47. Yen M, Lo LH. Examining test-retest reliability: an intra-class correlation approach. Nurse Res. 2002;51(1):59–62. doi:10.1097/00006199-200201000-00009

48. Lindeman M, Verkasalo M. Measuring values with the short Schwartz’s value survey. J Pers Assess. 2005;85(2):170–178. doi:10.1207/s15327752jpa8502_09

49. Staudinger UM, Bluck S. A view on midlife development from life-span theory. In: Handbook of Midlife Development. New York: Wiley; 2001:3–39.

50. Heckhausen J, Dixon RA, Baltes PB. Gains and losses in development throughout adulthood as perceived by different adult age groups. Dev Psychol. 1989;25(1):109–121. doi:10.1037/0012-1649.25.1.109

51. Ebner NC, Freund AM, Baltes PB. Developmental changes in personal goal orientation from young to late adulthood: from striving for gains to maintenance and prevention of losses. Psychol Aging. 2006;21(4):664–678. doi:10.1037/0882-7974.21.4.664

52. Lu L. Chinese well-being. In: The Oxford Handbook of Chinese Psychology. Oxford: Oxford University Press; 2010:327–342.

53. Chen L. The Core Values of Chinese Civilization. Berlin: Springer; 2017.

54. Oishi S, Diener EF, Lucas RE, Suh EM. Cross-cultural variations in predictors of life satisfaction: perspectives from needs and values. Pers Soc Psychol B. 1999;25(8):980–990. doi:10.1177/01461672992511006
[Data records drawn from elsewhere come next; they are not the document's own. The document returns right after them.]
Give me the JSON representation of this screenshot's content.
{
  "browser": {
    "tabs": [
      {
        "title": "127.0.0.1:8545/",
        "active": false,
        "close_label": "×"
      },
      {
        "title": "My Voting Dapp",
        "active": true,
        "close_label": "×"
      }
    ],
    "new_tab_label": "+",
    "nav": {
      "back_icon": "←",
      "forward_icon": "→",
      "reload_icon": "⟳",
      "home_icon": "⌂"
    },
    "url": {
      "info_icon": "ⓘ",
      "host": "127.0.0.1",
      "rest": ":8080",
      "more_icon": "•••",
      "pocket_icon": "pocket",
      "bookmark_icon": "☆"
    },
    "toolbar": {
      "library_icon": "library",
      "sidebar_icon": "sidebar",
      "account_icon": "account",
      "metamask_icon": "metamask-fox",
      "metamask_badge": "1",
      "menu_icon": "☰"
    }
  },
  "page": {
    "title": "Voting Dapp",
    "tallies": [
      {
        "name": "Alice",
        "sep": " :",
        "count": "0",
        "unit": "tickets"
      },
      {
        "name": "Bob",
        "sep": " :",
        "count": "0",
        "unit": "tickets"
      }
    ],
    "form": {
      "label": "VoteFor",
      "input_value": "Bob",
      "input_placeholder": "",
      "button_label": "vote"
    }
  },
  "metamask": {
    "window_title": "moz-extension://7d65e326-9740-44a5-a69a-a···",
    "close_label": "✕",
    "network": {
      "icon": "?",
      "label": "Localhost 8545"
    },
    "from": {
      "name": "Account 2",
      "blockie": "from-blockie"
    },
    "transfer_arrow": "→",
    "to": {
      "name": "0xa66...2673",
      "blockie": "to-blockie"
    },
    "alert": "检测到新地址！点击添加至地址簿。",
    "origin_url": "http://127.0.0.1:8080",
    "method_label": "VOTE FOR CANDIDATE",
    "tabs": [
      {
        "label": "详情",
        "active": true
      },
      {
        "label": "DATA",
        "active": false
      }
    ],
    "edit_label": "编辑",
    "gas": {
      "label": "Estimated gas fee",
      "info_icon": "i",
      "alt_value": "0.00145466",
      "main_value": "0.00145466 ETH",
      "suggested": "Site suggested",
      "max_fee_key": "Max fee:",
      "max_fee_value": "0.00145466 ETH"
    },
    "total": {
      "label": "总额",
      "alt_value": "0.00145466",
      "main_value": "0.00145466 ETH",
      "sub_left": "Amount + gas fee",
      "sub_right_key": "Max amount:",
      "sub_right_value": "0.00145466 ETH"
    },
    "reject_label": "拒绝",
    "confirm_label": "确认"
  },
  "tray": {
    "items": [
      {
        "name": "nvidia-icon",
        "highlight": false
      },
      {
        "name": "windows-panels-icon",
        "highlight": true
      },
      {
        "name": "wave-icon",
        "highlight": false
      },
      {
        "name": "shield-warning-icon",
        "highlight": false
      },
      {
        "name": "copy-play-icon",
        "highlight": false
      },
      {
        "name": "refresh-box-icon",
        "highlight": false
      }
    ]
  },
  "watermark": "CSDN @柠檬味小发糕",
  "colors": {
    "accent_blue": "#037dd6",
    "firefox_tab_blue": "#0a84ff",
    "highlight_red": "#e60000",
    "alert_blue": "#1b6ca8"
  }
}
55. McKnight PE, Kashdan TB. Purpose in life as a system that creates and sustains health and well-being: an integrative, testable theory. Rev Gen Psychol. 2009;13(3):242–251. doi:10.1037/a0017152

56. Zhan FR. A comparison of Zhuangzi and Liezi’s views on life. Philos Res. 2005;2005(3):43–47.

57. Sheldon KM, Corcoran M, Prentice M. Pursuing eudaimonic functioning versus pursuing hedonic well-being: the first goal succeeds in its AIM, whereas the second does not. J Happiness Stud. 2019;20(3):919–933. doi:10.1007/s10902-018-9980-4

58. Wang T, Jia Y, You XQ, Huang XT. Exploring well-being among individuals with different life purposes in a Chinese context. J Posit Psychol. 2021;16(1):60–72. doi:10.1080/17439760.2019.1663253

Creative Commons License © 2022 The Author(s). This work is published and licensed by Dove Medical Press Limited. The full terms of this license are available at and incorporate the Creative Commons Attribution - Non Commercial (unported, v3.0) License. By accessing the work you hereby accept the Terms. Non-commercial uses of the work are permitted without any further permission from Dove Medical Press Limited, provided the work is properly attributed. For permission for commercial use of this work, please see paragraphs 4.2 and 5 of our Terms.